_Task objective_
Produce an exact copy of the data below.

_Excerpted records_
-*-*-
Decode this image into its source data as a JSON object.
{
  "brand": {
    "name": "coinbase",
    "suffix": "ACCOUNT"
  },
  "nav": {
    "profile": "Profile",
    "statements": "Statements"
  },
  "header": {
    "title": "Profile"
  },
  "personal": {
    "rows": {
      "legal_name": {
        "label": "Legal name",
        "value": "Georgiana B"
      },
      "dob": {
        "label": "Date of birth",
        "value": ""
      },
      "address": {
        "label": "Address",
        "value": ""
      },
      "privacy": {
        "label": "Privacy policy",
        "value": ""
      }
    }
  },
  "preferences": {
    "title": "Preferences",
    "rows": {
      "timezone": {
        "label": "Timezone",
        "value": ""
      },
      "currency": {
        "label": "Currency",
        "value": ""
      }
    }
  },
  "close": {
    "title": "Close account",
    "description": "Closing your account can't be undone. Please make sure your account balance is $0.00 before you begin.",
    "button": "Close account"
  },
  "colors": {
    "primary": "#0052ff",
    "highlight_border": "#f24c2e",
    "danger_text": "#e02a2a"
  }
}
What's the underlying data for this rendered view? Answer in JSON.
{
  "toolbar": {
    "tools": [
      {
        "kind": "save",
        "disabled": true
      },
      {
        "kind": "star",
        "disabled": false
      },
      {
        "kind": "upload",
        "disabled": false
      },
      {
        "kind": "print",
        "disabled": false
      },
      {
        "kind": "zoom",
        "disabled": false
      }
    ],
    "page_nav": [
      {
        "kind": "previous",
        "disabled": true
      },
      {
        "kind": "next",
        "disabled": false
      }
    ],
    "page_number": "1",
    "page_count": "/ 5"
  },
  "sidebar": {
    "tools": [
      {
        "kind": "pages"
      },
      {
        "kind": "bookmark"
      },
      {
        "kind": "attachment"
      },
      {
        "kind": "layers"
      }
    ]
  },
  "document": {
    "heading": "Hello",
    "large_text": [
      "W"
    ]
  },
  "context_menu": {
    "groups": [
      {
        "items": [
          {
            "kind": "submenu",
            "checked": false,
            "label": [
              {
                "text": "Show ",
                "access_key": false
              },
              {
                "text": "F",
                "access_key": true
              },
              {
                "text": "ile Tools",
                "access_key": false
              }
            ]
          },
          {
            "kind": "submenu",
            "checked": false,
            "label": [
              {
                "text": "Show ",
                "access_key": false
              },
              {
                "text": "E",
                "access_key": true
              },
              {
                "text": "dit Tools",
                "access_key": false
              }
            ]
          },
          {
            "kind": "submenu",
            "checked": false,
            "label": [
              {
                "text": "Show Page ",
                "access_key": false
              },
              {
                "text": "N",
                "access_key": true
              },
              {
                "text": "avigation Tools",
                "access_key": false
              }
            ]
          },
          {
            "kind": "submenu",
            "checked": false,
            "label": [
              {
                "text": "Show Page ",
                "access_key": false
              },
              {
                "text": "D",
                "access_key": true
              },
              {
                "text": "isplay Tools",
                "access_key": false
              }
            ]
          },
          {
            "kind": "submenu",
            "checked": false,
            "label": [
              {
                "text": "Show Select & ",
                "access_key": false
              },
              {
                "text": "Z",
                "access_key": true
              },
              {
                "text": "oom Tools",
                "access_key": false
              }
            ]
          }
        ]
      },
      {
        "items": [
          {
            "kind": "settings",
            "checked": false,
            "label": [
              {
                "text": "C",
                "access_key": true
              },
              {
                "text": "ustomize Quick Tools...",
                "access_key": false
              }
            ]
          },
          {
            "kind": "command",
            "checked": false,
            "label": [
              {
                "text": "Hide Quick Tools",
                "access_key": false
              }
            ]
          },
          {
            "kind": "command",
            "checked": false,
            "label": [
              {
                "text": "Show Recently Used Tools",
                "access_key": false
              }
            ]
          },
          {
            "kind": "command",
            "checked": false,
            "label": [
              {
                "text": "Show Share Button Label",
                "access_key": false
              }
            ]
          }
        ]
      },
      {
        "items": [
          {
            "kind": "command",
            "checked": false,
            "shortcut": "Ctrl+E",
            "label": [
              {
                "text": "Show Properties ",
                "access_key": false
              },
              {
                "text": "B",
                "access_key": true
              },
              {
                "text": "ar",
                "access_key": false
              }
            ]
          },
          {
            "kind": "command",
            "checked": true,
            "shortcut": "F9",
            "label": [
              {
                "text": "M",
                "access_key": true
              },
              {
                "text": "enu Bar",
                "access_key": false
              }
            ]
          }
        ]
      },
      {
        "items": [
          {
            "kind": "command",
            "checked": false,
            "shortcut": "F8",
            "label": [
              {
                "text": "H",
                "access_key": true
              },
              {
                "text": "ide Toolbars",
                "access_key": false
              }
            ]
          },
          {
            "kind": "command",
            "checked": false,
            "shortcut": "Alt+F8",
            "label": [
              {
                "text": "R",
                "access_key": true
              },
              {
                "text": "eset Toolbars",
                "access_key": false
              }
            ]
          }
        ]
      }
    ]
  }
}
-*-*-
_Problem solution_
Decode this image into its source data as a JSON object.
{
  "brand": {
    "name": "coinbase",
    "suffix": "ACCOUNT"
  },
  "nav": {
    "profile": "Profile",
    "statements": "Statements"
  },
  "header": {
    "title": "Profile"
  },
  "personal": {
    "rows": {
      "legal_name": {
        "label": "Legal name",
        "value": "Georgiana B"
      },
      "dob": {
        "label": "Date of birth",
        "value": ""
      },
      "address": {
        "label": "Address",
        "value": ""
      },
      "privacy": {
        "label": "Privacy policy",
        "value": ""
      }
    }
  },
  "preferences": {
    "title": "Preferences",
    "rows": {
      "timezone": {
        "label": "Timezone",
        "value": ""
      },
      "currency": {
        "label": "Currency",
        "value": ""
      }
    }
  },
  "close": {
    "title": "Close account",
    "description": "Closing your account can't be undone. Please make sure your account balance is $0.00 before you begin.",
    "button": "Close account"
  },
  "colors": {
    "primary": "#0052ff",
    "highlight_border": "#f24c2e",
    "danger_text": "#e02a2a"
  }
}
What's the underlying data for this rendered view? Answer in JSON.
{
  "toolbar": {
    "tools": [
      {
        "kind": "save",
        "disabled": true
      },
      {
        "kind": "star",
        "disabled": false
      },
      {
        "kind": "upload",
        "disabled": false
      },
      {
        "kind": "print",
        "disabled": false
      },
      {
        "kind": "zoom",
        "disabled": false
      }
    ],
    "page_nav": [
      {
        "kind": "previous",
        "disabled": true
      },
      {
        "kind": "next",
        "disabled": false
      }
    ],
    "page_number": "1",
    "page_count": "/ 5"
  },
  "sidebar": {
    "tools": [
      {
        "kind": "pages"
      },
      {
        "kind": "bookmark"
      },
      {
        "kind": "attachment"
      },
      {
        "kind": "layers"
      }
    ]
  },
  "document": {
    "heading": "Hello",
    "large_text": [
      "W"
    ]
  },
  "context_menu": {
    "groups": [
      {
        "items": [
          {
            "kind": "submenu",
            "checked": false,
            "label": [
              {
                "text": "Show ",
                "access_key": false
              },
              {
                "text": "F",
                "access_key": true
              },
              {
                "text": "ile Tools",
                "access_key": false
              }
            ]
          },
          {
            "kind": "submenu",
            "checked": false,
            "label": [
              {
                "text": "Show ",
                "access_key": false
              },
              {
                "text": "E",
                "access_key": true
              },
              {
                "text": "dit Tools",
                "access_key": false
              }
            ]
          },
          {
            "kind": "submenu",
            "checked": false,
            "label": [
              {
                "text": "Show Page ",
                "access_key": false
              },
              {
                "text": "N",
                "access_key": true
              },
              {
                "text": "avigation Tools",
                "access_key": false
              }
            ]
          },
          {
            "kind": "submenu",
            "checked": false,
            "label": [
              {
                "text": "Show Page ",
                "access_key": false
              },
              {
                "text": "D",
                "access_key": true
              },
              {
                "text": "isplay Tools",
                "access_key": false
              }
            ]
          },
          {
            "kind": "submenu",
            "checked": false,
            "label": [
              {
                "text": "Show Select & ",
                "access_key": false
              },
              {
                "text": "Z",
                "access_key": true
              },
              {
                "text": "oom Tools",
                "access_key": false
              }
            ]
          }
        ]
      },
      {
        "items": [
          {
            "kind": "settings",
            "checked": false,
            "label": [
              {
                "text": "C",
                "access_key": true
              },
              {
                "text": "ustomize Quick Tools...",
                "access_key": false
              }
            ]
          },
          {
            "kind": "command",
            "checked": false,
            "label": [
              {
                "text": "Hide Quick Tools",
                "access_key": false
              }
            ]
          },
          {
            "kind": "command",
            "checked": false,
            "label": [
              {
                "text": "Show Recently Used Tools",
                "access_key": false
              }
            ]
          },
          {
            "kind": "command",
            "checked": false,
            "label": [
              {
                "text": "Show Share Button Label",
                "access_key": false
              }
            ]
          }
        ]
      },
      {
        "items": [
          {
            "kind": "command",
            "checked": false,
            "shortcut": "Ctrl+E",
            "label": [
              {
                "text": "Show Properties ",
                "access_key": false
              },
              {
                "text": "B",
                "access_key": true
              },
              {
                "text": "ar",
                "access_key": false
              }
            ]
          },
          {
            "kind": "command",
            "checked": true,
            "shortcut": "F9",
            "label": [
              {
                "text": "M",
                "access_key": true
              },
              {
                "text": "enu Bar",
                "access_key": false
              }
            ]
          }
        ]
      },
      {
        "items": [
          {
            "kind": "command",
            "checked": false,
            "shortcut": "F8",
            "label": [
              {
                "text": "H",
                "access_key": true
              },
              {
                "text": "ide Toolbars",
                "access_key": false
              }
            ]
          },
          {
            "kind": "command",
            "checked": false,
            "shortcut": "Alt+F8",
            "label": [
              {
                "text": "R",
                "access_key": true
              },
              {
                "text": "eset Toolbars",
                "access_key": false
              }
            ]
          }
        ]
      }
    ]
  }
}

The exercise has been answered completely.